Canada has announced it is streamlining its study permit allocation for those coming from China, India, Vietnam and the Philippines, allowing for faster and more consistent processing for incoming students.
The new Student Direct Stream (SDS) initiative will merge the individual visa processes for each country to ensure consistent and quicker treatment of visa requests and documentation, according to Immigration, Refugees and Citizenship Canada (IRCC).
African students could also benefit from the scheme in coming years, thanks to plans to expand the SDS to countries like Kenya and Senegal, falling in line with Canada’s goal to attract more French language speakers to the country.
“The SDS complements the Express Entry system as these students will be well placed to continue on the path to permanent residence and Canadian citizenship after completing their studies in Canada, if they wish to,” says the media release.
To be eligible for the SDS you must:
- Have an offer to study at a Canadian institution
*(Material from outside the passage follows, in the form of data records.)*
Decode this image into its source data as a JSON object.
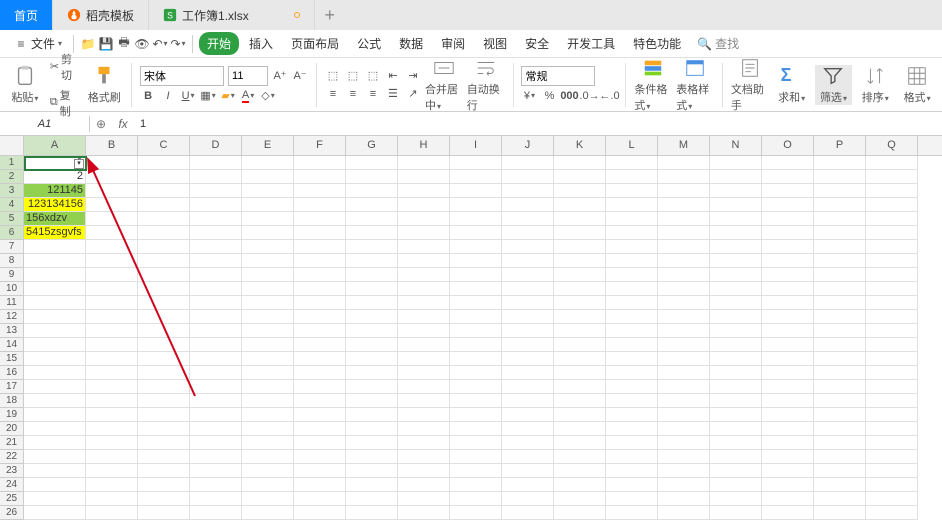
{
  "tabs": {
    "home": "首页",
    "template": "稻壳模板",
    "workbook": "工作簿1.xlsx"
  },
  "file_menu": {
    "label": "文件"
  },
  "menu": {
    "start": "开始",
    "insert": "插入",
    "page_layout": "页面布局",
    "formulas": "公式",
    "data": "数据",
    "review": "审阅",
    "view": "视图",
    "security": "安全",
    "dev_tools": "开发工具",
    "special": "特色功能",
    "search": "查找"
  },
  "ribbon": {
    "paste": "粘贴",
    "cut": "剪切",
    "copy": "复制",
    "format_painter": "格式刷",
    "font": "宋体",
    "font_size": "11",
    "merge_center": "合并居中",
    "wrap_text": "自动换行",
    "number_format": "常规",
    "cond_format": "条件格式",
    "table_styles": "表格样式",
    "doc_assist": "文档助手",
    "sum": "求和",
    "filter": "筛选",
    "sort": "排序",
    "format": "格式"
  },
  "name_box": "A1",
  "formula": "1",
  "columns": [
    "A",
    "B",
    "C",
    "D",
    "E",
    "F",
    "G",
    "H",
    "I",
    "J",
    "K",
    "L",
    "M",
    "N",
    "O",
    "P",
    "Q"
  ],
  "row_count": 26,
  "cells": {
    "a1": "1",
    "a2": "2",
    "a3": "121145",
    "a4": "123134156",
    "a5": "156xdzv",
    "a6": "5415zsgvfs"
  },
  "highlight": {
    "a3": "green",
    "a4": "yellow",
    "a5": "green",
    "a6": "yellow"
  }
}
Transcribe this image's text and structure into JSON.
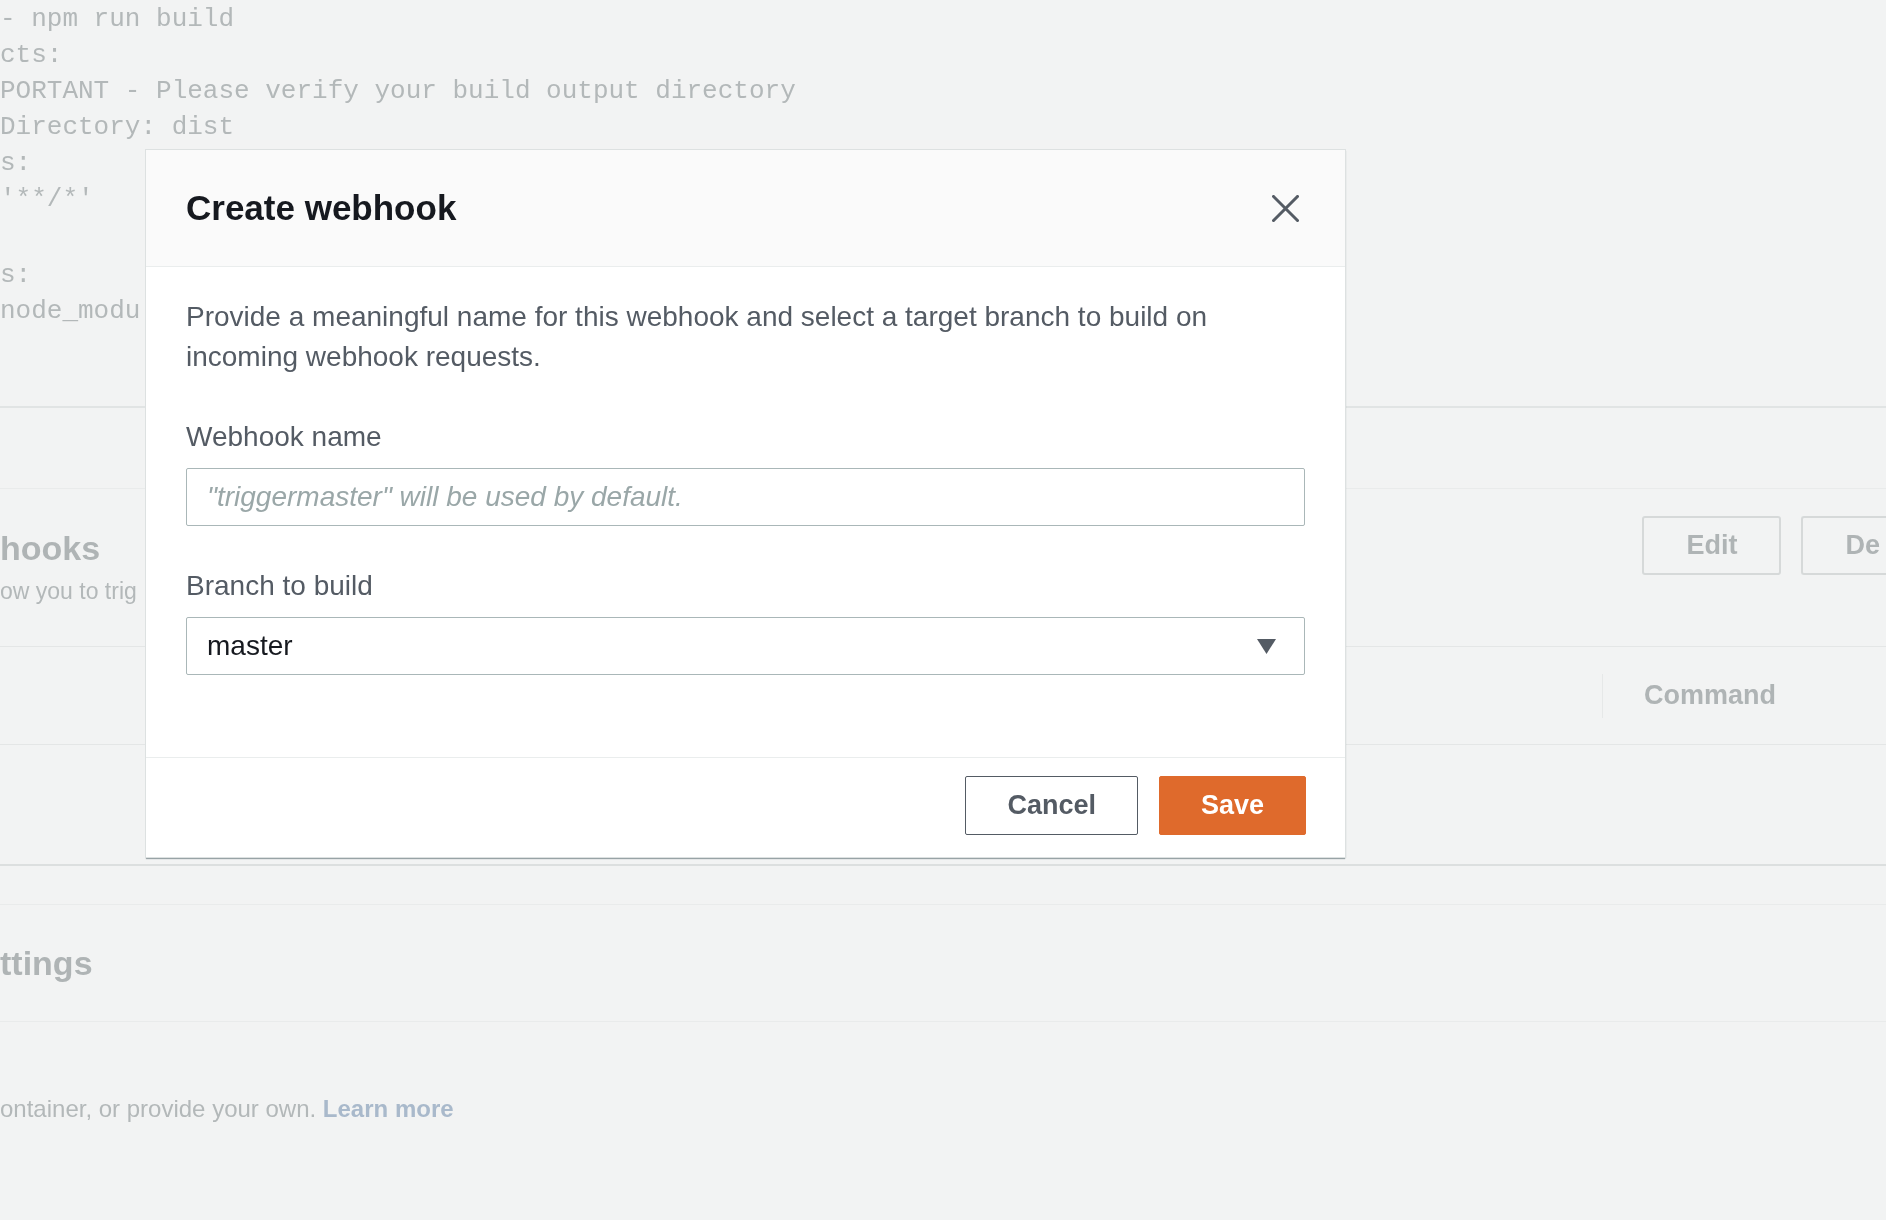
{
  "background": {
    "code_blocks": [
      [
        "- npm run build",
        "cts:",
        "PORTANT - Please verify your build output directory",
        "Directory: dist",
        "s:",
        "'**/*'"
      ],
      [
        "s:",
        "node_modu"
      ]
    ],
    "webhooks_section": {
      "title": "hooks",
      "description": "ow you to trig",
      "buttons": [
        "Edit",
        "De"
      ],
      "column_header": "Command"
    },
    "settings_section": {
      "title": "ttings",
      "description": "ontainer, or provide your own.",
      "link": "Learn more"
    }
  },
  "dialog": {
    "title": "Create webhook",
    "description": "Provide a meaningful name for this webhook and select a target branch to build on incoming webhook requests.",
    "fields": [
      {
        "kind": "text",
        "label": "Webhook name",
        "placeholder": "\"triggermaster\" will be used by default."
      },
      {
        "kind": "select",
        "label": "Branch to build",
        "value": "master"
      }
    ],
    "buttons": [
      {
        "kind": "secondary",
        "label": "Cancel"
      },
      {
        "kind": "primary",
        "label": "Save"
      }
    ]
  }
}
- Have proof that you can cover payment for the first year of tuition
- Have proof of purchase of a Guaranteed Investment Certificate of CA$10,000 (US$7,700)
- Have an up-to-date medical examination certificate
- Either: score six or above on the International English Language Testing System; score seven or higher on the Niveaux de compétence linguistique canadiens for French courses; or have been a graduate from a Canadian-curriculum high school.
Canada is quickly becoming one of the most renowned destinations for international students. With good scholarship opportunities, impressive graduate prospects and world leading institutions, it’s no surprise almost 500,000 students chose Canada as their most desired study abroad location in 2017.
While other higher education hotbeds including Australia and the US are limiting visas for Chinese students, Canada could make large strides towards becoming the biggest international student market thanks to this new scheme.
Chinese students currently represent 28 percent of the overseas students in Canada, while 67 percent of international students in Canada originally derive from Asia. Enrollments in Vietnam and India are up 89 percent and 63 percent between 2016 and 2017 respectively, putting them in a fruitful position to maintain momentum as Canada soars to new higher education heights.
International students already contribute CA$11.4 billion (US$8.7 billion) to the Canadian economy making it the third biggest export, according to the 2016 Economic Impact of International Education in Canada report.
As they join the front-runners of global higher education, their progressive visa allocation scheme could see them take a further squeeze of the CA$76.8 billion (US$59.1 billion) international students contribute to the US and Australian economy as well.
“IRCC recognizes the tremendous economic, cultural and social benefits that international students bring to Canada,” Ahmed Hussen, Minister of IRCC said in the release.
“We are committed to improving client service for all applicants, including students, as we continue to find new and efficient ways to reduce processing times.”